That's not a lot of time.
I started out by making a list of the big subjects I needed/wanted to cover (the first four are the subjects required by the state; the last three are my additions):
- Reading/Language Arts: This includes read-aloud time, letters, grammar, phonics, spelling, handwriting, and maybe foreign languages later on.
- Math: This will also include calendar/weather time.
- Social Studies: This includes history, geography, and cultural concepts. Jesse will probably include some sociology in here at some point.
- Science and Health: This includes science, P.E., and what we call life skills (cooking, gardening, etc.)
- Bible History and Memory Work
Once I had that list, I started going subject by subject to find curriculum, a mixture of pre-K and Kindergarten materials. Some I had an idea:
- Reading: I want to make a list of read-alouds from several lists I have saved, and do a chapter a day, potentially with extra activities to go along with the stories.
- Language Arts: I want to do Letter Of The Week to start, and have Handwriting and Art projects that coincide with that, as well as more reading with books that go with that letter (apple books for A and so on).
- Art: I want to do seasonal art projects as well, which are easy to find on Pinterest, or projects that go with our Science units, or our Bible stories. Basically art will supplement our other activities most of the time.
- Bible History: I want something similar to Christ Light (I was going to pick Christ Light, but I'm trying to find a cheaper option), something that has Bible stories, along with activities and memory work to go with each story.
Some I had no clue:
- Math: I need a curriculum for math, because while math in Kindergarten isn't hard, I don't know which concepts need to be covered or what order to go in.
- Science: Ugh. My science and social studies background is not strong.
And then I went down the rabbit hole. The Internet is a wonderful place to find everything you could possibly imagine for resources. When you're just starting out though, you want to save everything that might be useful because you don't know yet what might be useful. And you can't possibly save everything. And some things only have half the material available right now and you have to come back each week for the next piece, and who is going to remember all those different places?

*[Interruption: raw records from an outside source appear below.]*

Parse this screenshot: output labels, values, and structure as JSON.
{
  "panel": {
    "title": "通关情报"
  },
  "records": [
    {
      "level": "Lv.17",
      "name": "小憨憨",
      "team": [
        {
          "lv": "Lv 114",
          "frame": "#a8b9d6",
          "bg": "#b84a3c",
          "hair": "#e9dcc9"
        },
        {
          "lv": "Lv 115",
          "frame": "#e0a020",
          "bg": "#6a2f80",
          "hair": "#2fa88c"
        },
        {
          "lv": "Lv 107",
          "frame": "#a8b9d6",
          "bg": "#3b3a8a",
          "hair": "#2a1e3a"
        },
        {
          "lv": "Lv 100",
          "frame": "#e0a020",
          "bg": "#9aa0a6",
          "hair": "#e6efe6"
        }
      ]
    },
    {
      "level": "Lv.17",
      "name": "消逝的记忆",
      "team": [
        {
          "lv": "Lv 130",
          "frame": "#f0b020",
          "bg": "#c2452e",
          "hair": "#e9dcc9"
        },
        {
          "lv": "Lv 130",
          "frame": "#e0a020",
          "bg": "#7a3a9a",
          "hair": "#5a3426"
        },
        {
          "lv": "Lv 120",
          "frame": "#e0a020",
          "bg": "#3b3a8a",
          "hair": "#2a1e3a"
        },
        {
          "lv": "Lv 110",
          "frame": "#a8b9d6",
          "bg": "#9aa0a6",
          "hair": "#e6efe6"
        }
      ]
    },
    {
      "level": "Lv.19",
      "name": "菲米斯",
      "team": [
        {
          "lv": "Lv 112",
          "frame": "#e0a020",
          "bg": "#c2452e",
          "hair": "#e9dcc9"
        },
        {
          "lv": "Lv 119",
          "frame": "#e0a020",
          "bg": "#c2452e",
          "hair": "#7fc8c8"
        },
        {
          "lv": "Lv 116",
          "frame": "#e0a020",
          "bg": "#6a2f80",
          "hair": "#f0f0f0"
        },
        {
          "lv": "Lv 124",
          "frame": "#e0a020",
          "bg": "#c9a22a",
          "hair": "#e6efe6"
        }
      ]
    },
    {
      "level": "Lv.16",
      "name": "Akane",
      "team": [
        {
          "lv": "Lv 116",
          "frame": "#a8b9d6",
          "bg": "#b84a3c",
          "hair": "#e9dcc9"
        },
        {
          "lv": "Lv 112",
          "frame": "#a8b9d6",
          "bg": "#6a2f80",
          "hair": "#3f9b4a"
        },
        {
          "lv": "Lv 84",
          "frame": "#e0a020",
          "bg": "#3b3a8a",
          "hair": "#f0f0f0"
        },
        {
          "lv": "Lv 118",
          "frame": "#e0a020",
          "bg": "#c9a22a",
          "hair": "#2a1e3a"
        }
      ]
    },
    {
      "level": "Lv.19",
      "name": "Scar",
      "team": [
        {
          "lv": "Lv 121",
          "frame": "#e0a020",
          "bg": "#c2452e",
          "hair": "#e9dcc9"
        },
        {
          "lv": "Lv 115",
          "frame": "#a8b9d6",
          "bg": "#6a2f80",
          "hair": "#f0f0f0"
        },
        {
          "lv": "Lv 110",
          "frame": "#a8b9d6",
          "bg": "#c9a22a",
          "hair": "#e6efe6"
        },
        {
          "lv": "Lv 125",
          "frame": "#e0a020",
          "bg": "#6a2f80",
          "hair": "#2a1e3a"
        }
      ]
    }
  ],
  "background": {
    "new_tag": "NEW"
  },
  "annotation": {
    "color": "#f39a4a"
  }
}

I want this to be inexpensive. I am willing to spend money on curriculum that we will use, especially knowing that it will probably be used four times over (various learning styles taken into account, of course). But right now, money is tight. So I'm trying to find cheap and free resources for the things that I know better, so that I can spend the money on the things I don't know. (And I know we will need plenty of paper and toner for the printer for all those free printable activities!)
So I'm making my lists. Must buy this. Would like this when we can afford this. Will ask for this for birthdays/Christmas.
For example, there's a fun-looking handwriting series that includes letters to trace and pictures to color, and starting in first grade, Bible verses to copy. Each year is about $18. But there are also many free online printables for letters, some with coloring pages, and I hope I am competent enough to find Bible passages. So those sets will go on my "Would like this" list, but we probably won't buy them right now.
And then there's my list of "next steps" for each subject. Print this free planner and put it in a binder. Get all of my links saved in one spot (or two - bookmarks on my computer and Pinterest). Download these files. Buy this curriculum. Each time I accomplish something on my list I add about three more things.
Once I have my curriculum set in stone, I plan on posting a listing of what we will be using, knowing that it very well may change a few weeks/months in, if we find it isn't working for us. And my homeschooling updates should get more fun once we actually get started, hopefully with specifics about what we're doing, and what is working well (or not!).